In Ohio, S.B. 33 would make tampering with natural gas infrastructure a felony. Critics worry this could include temporary changes such as graffiti. The state Senate passed the bill in May 2019, and it awaited decision in a House committee at press time.
A bill moving through the West Virginia legislature would make impeding work on “critical infrastructure” such as pipeline construction a felony. H.B. 4615 currently awaits decision in the state House.
If convicted, those who engage in this common protest tactic would face a minimum fine of $1,000 and one to three years in prison. Additionally, any person or organization who conspires in this would face a minimum fine of $10,000. Trespassers who do not stall construction would face misdemeanor charges including a minimum fine of $500 and imprisonment ranging from 30 days to one year. Anyone who conspires with trespassers would face a fine of $5,000. The bill does not include a maximum limit for fines.

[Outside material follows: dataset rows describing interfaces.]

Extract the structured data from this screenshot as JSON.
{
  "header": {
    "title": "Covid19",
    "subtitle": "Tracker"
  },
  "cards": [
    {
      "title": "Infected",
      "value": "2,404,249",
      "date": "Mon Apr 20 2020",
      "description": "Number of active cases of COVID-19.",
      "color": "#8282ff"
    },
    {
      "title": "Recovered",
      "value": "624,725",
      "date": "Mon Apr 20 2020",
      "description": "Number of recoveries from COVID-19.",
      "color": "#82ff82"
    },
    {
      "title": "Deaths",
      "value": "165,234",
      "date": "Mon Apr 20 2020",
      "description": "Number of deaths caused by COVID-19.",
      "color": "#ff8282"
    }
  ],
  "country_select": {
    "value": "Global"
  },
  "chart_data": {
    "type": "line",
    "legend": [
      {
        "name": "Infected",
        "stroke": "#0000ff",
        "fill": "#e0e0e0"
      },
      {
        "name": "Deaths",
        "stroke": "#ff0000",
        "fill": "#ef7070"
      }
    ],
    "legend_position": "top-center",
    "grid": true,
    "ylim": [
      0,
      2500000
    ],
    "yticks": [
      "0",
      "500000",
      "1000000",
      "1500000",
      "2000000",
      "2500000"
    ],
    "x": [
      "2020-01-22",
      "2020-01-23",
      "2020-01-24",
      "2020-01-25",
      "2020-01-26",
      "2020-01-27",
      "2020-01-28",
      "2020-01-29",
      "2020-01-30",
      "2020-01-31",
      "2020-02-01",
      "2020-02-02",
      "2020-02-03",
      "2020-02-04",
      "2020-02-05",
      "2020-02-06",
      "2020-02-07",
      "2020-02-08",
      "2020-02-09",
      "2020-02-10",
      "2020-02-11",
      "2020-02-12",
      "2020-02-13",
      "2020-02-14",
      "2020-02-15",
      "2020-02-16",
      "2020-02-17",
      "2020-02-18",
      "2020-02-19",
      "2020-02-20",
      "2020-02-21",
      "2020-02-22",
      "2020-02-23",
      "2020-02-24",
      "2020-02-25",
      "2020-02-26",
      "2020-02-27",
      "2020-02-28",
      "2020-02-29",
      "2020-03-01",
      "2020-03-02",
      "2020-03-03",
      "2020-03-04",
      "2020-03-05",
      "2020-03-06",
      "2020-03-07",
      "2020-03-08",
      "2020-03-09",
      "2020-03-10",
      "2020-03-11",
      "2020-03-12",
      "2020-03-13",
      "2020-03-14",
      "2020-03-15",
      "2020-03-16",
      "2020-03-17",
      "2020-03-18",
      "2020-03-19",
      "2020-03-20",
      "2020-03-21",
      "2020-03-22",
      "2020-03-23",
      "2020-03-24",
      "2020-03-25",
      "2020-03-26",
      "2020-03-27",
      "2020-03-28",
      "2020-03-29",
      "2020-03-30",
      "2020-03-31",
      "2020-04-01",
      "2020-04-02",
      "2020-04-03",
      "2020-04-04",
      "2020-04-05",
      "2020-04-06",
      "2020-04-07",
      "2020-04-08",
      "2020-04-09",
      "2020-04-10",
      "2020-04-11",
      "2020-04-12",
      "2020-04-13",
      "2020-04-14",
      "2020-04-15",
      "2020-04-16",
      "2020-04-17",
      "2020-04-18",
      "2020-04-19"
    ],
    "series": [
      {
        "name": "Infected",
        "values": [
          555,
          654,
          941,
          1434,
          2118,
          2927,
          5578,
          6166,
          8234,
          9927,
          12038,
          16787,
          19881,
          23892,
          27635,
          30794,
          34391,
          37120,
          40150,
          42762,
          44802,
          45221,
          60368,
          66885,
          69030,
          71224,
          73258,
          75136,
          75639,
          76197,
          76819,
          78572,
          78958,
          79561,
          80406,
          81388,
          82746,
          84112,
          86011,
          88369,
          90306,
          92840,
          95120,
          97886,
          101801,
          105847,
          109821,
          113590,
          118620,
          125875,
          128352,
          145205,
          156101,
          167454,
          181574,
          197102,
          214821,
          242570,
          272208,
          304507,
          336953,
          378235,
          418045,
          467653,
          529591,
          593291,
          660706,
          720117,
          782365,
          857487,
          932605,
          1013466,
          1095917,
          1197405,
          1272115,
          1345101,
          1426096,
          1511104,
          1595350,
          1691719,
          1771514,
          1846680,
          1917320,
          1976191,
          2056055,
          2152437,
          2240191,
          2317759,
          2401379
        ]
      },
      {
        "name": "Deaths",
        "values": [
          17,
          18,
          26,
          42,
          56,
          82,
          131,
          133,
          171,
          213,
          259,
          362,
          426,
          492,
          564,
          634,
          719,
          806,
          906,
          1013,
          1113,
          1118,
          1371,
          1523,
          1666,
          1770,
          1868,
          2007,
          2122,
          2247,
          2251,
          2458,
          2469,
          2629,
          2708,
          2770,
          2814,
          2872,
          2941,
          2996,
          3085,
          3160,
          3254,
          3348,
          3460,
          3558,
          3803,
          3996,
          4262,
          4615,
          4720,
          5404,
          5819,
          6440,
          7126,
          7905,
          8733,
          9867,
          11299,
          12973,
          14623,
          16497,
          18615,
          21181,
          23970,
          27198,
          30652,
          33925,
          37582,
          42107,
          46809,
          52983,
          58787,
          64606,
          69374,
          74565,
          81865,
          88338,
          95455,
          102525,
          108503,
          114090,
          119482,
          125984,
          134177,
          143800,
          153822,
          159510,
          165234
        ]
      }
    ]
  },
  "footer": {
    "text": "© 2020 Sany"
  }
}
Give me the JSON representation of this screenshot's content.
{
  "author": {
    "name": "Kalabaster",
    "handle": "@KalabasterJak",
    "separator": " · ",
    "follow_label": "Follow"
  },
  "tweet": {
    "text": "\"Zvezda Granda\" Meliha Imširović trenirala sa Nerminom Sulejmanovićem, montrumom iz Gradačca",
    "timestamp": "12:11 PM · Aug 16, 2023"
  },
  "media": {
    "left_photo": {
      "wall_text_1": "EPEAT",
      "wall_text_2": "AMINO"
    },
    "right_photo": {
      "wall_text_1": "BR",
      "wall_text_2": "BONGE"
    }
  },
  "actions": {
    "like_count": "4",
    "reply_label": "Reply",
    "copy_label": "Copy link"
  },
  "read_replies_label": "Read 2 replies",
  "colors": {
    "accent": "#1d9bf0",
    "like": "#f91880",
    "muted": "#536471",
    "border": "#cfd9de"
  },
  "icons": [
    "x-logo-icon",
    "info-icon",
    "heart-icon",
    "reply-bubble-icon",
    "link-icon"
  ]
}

Maury Johnson with the grassroots nonprofit Protect Our Water, Heritage, Rights coalition was one of 23 West Virginians who spoke out against H.B. 4615 at a public hearing on Feb. 10.
“They did this hearing at 8:30 on a Monday morning when they knew that very few people would get there,” says Johnson, who drove several hours to attend.
“It’s another industry giveaway to advance pipelines as quickly as possible without any resistance,” he continues. “They’re gonna need a whole lot more jails.”
On Feb. 14, the Federal Energy Regulatory Commission published the final environmental impact statement for the Mountain Valley Pipeline’s Southgate extension. The proposed pipeline would extend the unfinished 303-mile fracked-gas pipeline by another 73 miles from Pittsylvania County, Va., into North Carolina’s Rockingham and Alamance counties.
While FERC incorporated some considerations from last year’s public comment period, the commission ultimately decided that the pipeline’s impacts on the environment would likely be mitigated by developers. Critics of the decision — including Appalachian Voices, the publisher of this newspaper — doubt this, citing the company’s extensive track record of environmental violations.
“FERC’s conclusion that approval of MVP Southgate would result in ‘less-than-significant’ adverse environmental impacts flies in the face of the reality of Mountain Valley’s performance to date,” said Pittsylvania County resident Katie Whitehead, who lives in the path of MVP Southgate.
The N.C. Department of Environmental Quality has questioned whether Southgate is needed. NCDEQ must grant developers a Clean Water Act permit before construction could begin.
For updates, visit appvoices.org/blog.
Editor’s Note: This article was updated from the print edition on Feb. 25, 2020.